▶ [SUPPLIED DATA]:
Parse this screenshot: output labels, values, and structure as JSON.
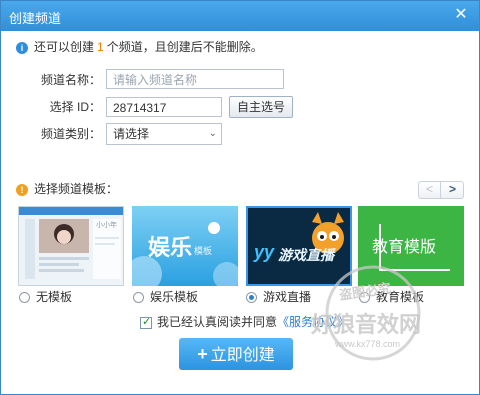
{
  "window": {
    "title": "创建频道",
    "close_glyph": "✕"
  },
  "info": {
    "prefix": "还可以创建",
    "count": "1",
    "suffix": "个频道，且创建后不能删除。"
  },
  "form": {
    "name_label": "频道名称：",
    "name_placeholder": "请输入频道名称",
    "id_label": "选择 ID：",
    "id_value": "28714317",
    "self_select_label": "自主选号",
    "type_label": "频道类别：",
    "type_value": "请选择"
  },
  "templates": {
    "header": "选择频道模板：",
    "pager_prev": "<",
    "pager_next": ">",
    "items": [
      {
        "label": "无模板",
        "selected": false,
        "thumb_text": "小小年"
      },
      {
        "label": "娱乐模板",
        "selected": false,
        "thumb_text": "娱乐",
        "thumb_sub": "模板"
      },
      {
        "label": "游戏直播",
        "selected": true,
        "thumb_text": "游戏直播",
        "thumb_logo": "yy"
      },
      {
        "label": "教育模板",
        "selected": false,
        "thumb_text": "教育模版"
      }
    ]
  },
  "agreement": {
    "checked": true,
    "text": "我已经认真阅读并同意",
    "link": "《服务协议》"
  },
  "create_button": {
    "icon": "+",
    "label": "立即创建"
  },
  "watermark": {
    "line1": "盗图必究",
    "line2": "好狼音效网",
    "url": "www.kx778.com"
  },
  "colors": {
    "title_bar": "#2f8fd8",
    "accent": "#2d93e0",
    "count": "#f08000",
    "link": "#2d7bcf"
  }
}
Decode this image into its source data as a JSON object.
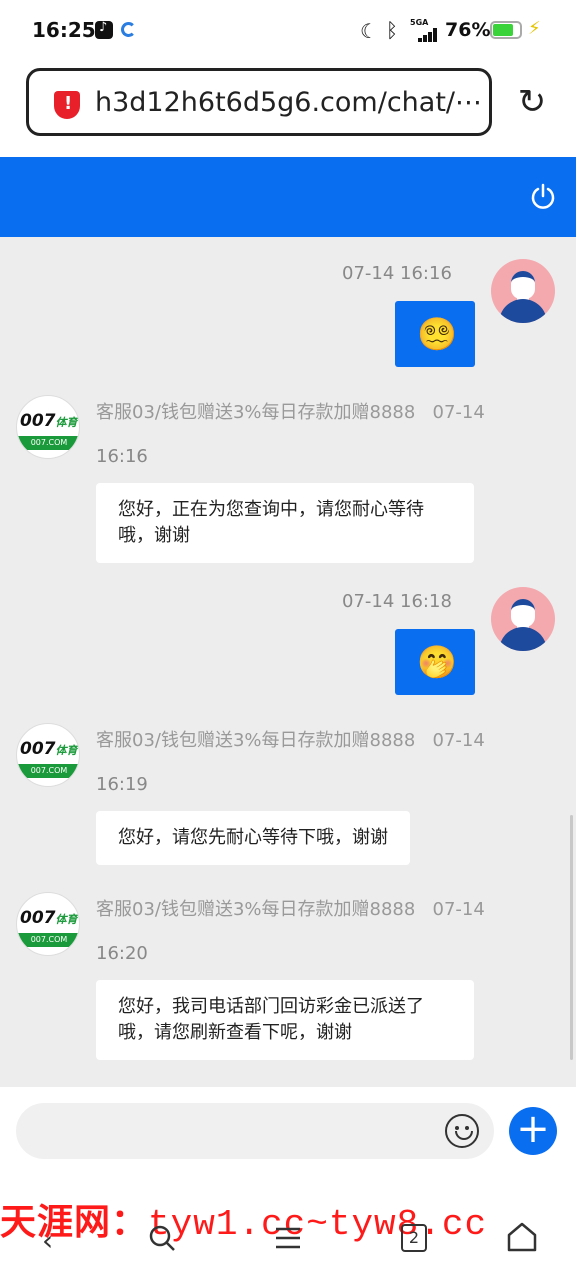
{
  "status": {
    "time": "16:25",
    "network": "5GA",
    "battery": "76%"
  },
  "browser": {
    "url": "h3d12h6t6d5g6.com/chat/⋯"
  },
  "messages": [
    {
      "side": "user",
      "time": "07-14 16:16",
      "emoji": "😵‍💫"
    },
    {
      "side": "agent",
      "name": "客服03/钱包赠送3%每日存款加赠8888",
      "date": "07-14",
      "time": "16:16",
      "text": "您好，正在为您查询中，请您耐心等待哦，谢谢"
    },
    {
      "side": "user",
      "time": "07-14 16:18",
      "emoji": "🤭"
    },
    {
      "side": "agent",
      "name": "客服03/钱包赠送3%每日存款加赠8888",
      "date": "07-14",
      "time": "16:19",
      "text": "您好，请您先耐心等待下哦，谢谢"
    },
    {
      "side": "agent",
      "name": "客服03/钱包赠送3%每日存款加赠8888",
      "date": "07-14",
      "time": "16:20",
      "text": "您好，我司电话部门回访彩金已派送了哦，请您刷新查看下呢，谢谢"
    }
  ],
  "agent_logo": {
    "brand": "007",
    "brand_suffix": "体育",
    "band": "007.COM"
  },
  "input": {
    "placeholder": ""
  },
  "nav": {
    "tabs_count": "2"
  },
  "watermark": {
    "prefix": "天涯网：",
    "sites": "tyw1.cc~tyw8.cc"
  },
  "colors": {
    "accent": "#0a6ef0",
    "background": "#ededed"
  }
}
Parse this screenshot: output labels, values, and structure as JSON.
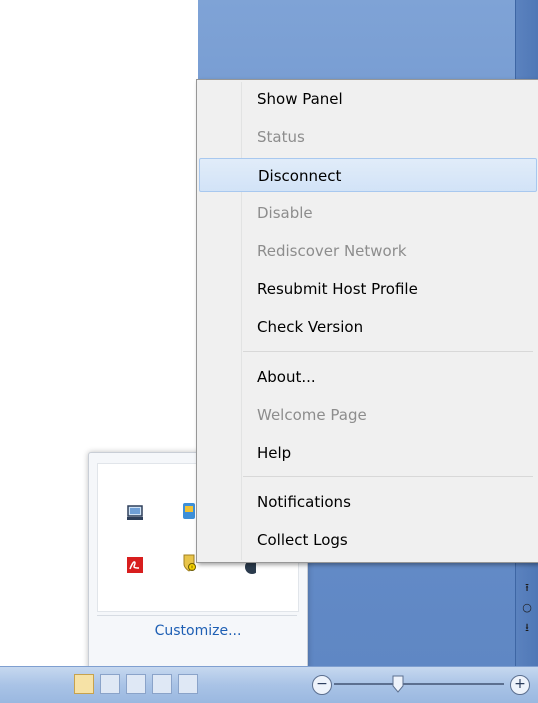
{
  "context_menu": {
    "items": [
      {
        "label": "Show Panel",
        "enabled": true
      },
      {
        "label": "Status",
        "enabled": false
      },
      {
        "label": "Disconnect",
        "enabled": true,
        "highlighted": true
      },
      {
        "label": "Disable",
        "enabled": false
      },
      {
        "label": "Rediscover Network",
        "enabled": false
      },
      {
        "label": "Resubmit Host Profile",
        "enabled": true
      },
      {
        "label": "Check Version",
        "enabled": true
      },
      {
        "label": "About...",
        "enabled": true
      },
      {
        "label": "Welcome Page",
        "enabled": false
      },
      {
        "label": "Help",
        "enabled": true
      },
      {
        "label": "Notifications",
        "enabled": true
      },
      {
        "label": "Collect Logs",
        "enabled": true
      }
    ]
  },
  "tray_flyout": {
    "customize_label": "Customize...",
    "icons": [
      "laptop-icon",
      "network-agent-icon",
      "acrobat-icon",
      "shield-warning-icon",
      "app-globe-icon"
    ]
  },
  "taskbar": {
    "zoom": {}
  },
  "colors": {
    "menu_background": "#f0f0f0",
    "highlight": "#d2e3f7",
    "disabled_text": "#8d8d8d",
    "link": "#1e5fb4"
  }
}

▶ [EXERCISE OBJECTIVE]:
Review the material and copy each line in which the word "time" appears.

▶ [TASK RESULT]:
    "time": "16:25",
      "time": "07-14 16:16",
      "time": "16:16",
      "time": "07-14 16:18",
      "time": "16:19",
      "time": "16:20",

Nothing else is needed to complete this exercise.